Monday 27 June 2011

More Pollacks

It's my birthday and I spend it fishing with my brother in West Wales at a favourite "mark" which involves a difficult climb down a cliff on a promontory overlooking St Brides Bay (my picture shows the view higher up looking west to the scattering of rocks south of Ramsey Island). But the reward is being able to cast into deep water and so increase the chance of good size fish - pollack, mackerel, disappointing wrasse or highly-prized bass - especially in not so good weather and modest tides, both conditions applying today.

We find an elderly lady already down there using sand-eel under a float. She explains that she is a widow whose husband on his death-bed earnestly begged her to promise him not to climb down this very cliff after he was gone, an understandable request as it is a dangerous spot. But she was clear at that time that she would climb the cliff in future to fish. So I said "Did you tell him a white lie to put him at his ease?" She was surprised by this and said that on the contrary she told him she could not make the promise. On reflection I think she made the right ethical call on this. It is a mistake to over-indulge people nearing death about matters in the future. She may have given her husband a little anxiety but I dare say he respected her honesty. And of course she could go ahead and take the risk of climbing the cliff in future (as she had for some years) without a qualm.

Feathers don't work so I try a rag-worm 5 feet under a float. Nothing happens when I cast it 30 yards and leave it for 15 minutes but when I reel it in it is grabbed violently when it is just a few feet from the rocks. The rod bends double when I strike and a huge pollack is landed with some difficulty, sufficient for my and Mrs B's dinner.
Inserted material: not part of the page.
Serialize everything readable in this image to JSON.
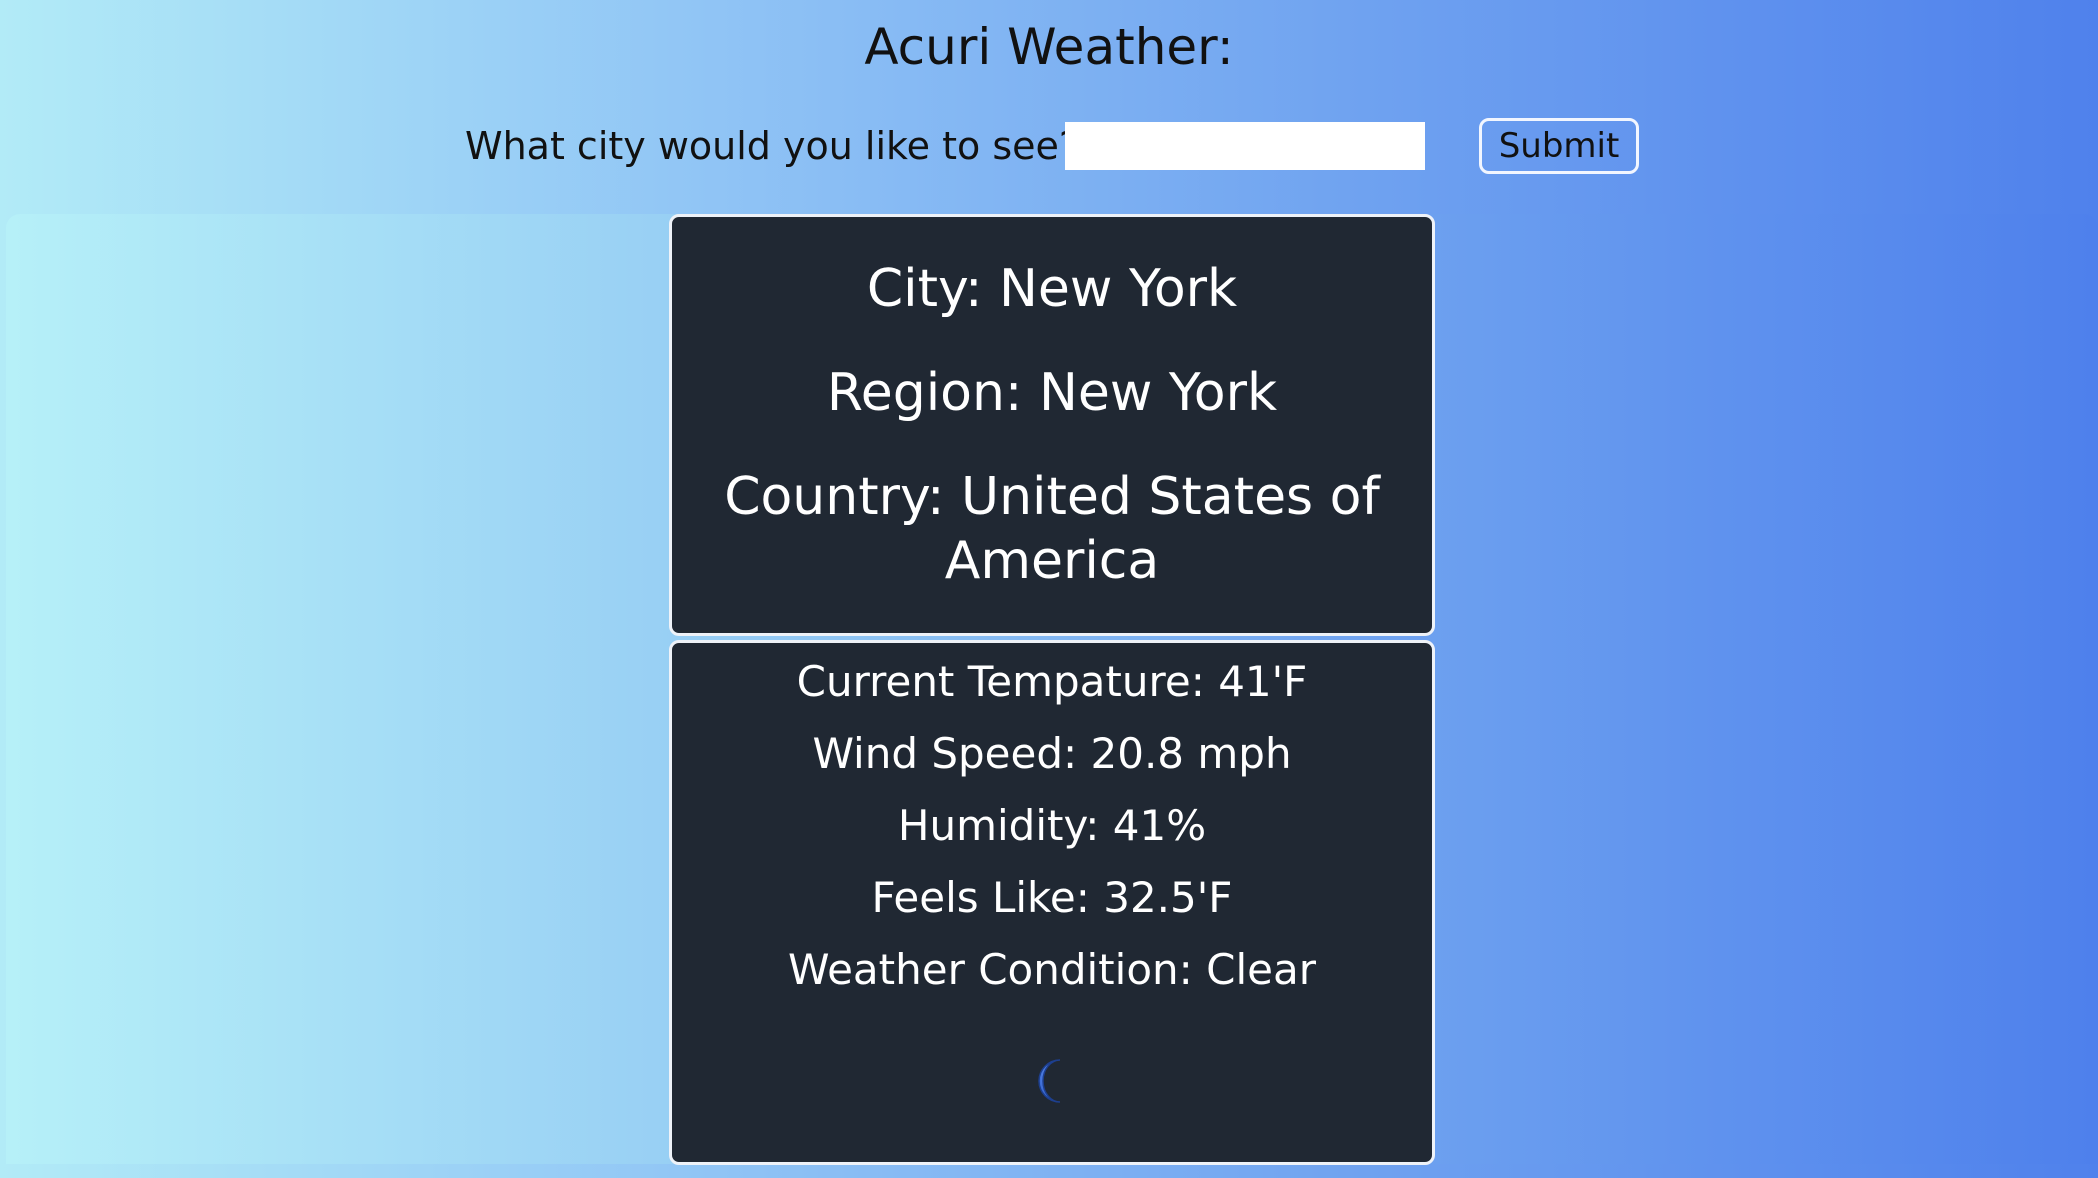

That's all we catch but the old lady very kindly gives us two pollack which my brother takes home for his dinner.